A Mid-South Conference on LISA-Related Agroforestry Practices and Policies

Project Overview

Project Type: Research and Education
Funds awarded in 1990: $18,000.00
Projected End Date: 12/31/1993
Matching Non-Federal Funds: $46,495.00
Region: Southern
State: Arkansas
Principal Investigator:
D. Henderson
Winrock International Institute for Agricultural Development

Annual Reports


Not commodity specific


  • Crop Production: agroforestry
  • Education and Training: technical assistance, conference


    Agroforestry systems offer farmers practical land-use alternatives for marginal agricultural lands beyond high-input agriculture and low-output forestry systems. Agroforestry technologies help farmers diversify production, improve ecological sustainability, and increase economic productivity. Agroforestry concepts and practices need to be encouraged in the mid-South as part of mainstream agricultural practice, research, and extension.
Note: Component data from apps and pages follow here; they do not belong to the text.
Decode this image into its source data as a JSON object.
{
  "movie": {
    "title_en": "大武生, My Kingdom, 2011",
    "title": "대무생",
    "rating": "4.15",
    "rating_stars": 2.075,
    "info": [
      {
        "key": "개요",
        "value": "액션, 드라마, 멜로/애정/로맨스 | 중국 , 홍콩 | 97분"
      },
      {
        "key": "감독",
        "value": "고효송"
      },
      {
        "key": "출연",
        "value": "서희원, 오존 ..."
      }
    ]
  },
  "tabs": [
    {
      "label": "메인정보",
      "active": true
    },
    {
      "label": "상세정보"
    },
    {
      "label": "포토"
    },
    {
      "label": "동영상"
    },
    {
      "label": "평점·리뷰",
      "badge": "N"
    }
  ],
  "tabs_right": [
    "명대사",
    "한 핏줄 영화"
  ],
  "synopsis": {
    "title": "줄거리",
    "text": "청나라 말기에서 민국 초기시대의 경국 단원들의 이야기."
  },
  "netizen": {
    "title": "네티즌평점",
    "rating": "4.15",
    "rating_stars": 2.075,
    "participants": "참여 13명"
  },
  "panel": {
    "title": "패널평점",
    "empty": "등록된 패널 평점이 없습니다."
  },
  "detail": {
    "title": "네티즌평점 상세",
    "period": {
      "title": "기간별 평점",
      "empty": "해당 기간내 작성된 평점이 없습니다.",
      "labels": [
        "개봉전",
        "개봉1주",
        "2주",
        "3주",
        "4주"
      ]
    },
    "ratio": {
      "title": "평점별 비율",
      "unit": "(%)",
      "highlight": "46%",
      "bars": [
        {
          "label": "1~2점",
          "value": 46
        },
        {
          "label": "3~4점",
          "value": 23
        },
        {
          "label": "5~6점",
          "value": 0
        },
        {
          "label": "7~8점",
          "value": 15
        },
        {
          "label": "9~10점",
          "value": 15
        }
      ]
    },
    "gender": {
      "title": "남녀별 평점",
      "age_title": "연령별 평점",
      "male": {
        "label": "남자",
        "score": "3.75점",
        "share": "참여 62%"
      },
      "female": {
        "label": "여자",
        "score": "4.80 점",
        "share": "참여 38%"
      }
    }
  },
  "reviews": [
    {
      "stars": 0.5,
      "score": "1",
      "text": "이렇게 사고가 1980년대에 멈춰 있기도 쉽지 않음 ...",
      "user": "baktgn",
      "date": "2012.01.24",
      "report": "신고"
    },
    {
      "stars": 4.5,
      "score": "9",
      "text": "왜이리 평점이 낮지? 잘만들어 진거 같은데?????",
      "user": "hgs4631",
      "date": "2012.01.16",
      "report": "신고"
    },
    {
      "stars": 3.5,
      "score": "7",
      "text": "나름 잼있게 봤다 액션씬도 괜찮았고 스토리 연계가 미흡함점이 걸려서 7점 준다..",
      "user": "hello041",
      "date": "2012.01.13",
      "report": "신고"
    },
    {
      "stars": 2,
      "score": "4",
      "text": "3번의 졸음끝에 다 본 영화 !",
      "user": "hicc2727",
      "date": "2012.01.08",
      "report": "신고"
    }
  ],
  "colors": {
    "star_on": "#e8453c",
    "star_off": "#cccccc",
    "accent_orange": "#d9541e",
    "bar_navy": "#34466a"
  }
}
    To increase understanding of and encourage more work on agroforestry, Winrock International Institute for Agricultural Development convened a 2-day conference in November 1990 on agroforestry practices and policies for the mid-South states. The conference brought together innovative farmers, researchers, and extension personnel from public and private institutions in the mid-South to discuss opportunities and mechanisms for strengthening LISA-related agroforestry strategies by agricultural extension and forestry landowner assistance agencies. Participants shared state-of-the-art agroforestry information and examined policies for encouraging development and adoption of LISA-compatible agroforestry technologies and programs.

    The conference resulted in published conference proceedings which contain the most current available information on agroforestry technologies, research, and extension activities within the mid-South states.

    To help facilitate communication, Winrock International and the center for Appropriate Technology Transfer for Rural Areas (ATTRA) published in August 1993, a directory listing individuals and organizations with an interest in and knowledge of agroforestry. The Directory is specifically oriented to the mid-South region, but includes several listing of expertise of potential value nationally and internationally. The Directory includes 278 listings, organized into sections of farmers and researchers, each listed in alphabetical order by state.

    The Directory was published in a hard copy format and distributed to numerous individuals and organizations in that format. ATTRA is maintaining and will continuously update the database used to generate the printed Directory.

    Project objectives:

    Winrock International planned and conducted a 2-day conference (November 28-29, 1990) on agroforestry practices, research, and policies related to low-input, sustainable agriculture (LISA) in the mid-South states of Alabama, Arkansas, Kentucky, Louisiana, Mississippi, Missouri, Oklahoma, Tennessee, and Texas. In addition, Winrock, in cooperation with the center for Appropriate Technology Transfer for Rural Areas (ATTRA), produced a directory of individuals and organizations interested in agroforestry in the mid-South states. The Conference and Directory were to provide innovative farmers, researchers, extension personnel, and specialists from public and private institutions opportunities to:

    1) Share state-of-the-art information on LISA-related agroforestry concepts, research, and practices for the coastal plain, Mississippi Delta, and upland regions of the mid-South region of the U.S.

    2) Promote agroforestry research and extension strategies, emphasizing multidisciplinary and collaborative activities.

    3) Discuss the economic and environmental benefits that low-input agroforestry strategies bring to farmers and rural environments.

    4) Examine policies affecting the development and adoption of LISA- compatible agroforestry technologies and programs.

    5) Encourage stronger programmatic emphasis on LISA-related agroforestry strategies by agricultural extension and forestry landowner assistance agencies in the mid-South states.

    6) Establish a mid-South Agroforestry Network to link farmers, researchers, extension personnel, non-governmental advisory agents, and policy makers involved in agroforestry.

    7) Improve communication through participation in a directory of agroforestry practitioners and researchers produced in association with the conference.

    Any opinions, findings, conclusions, or recommendations expressed in this publication are those of the author(s) and do not necessarily reflect the view of the U.S. Department of Agriculture or SARE.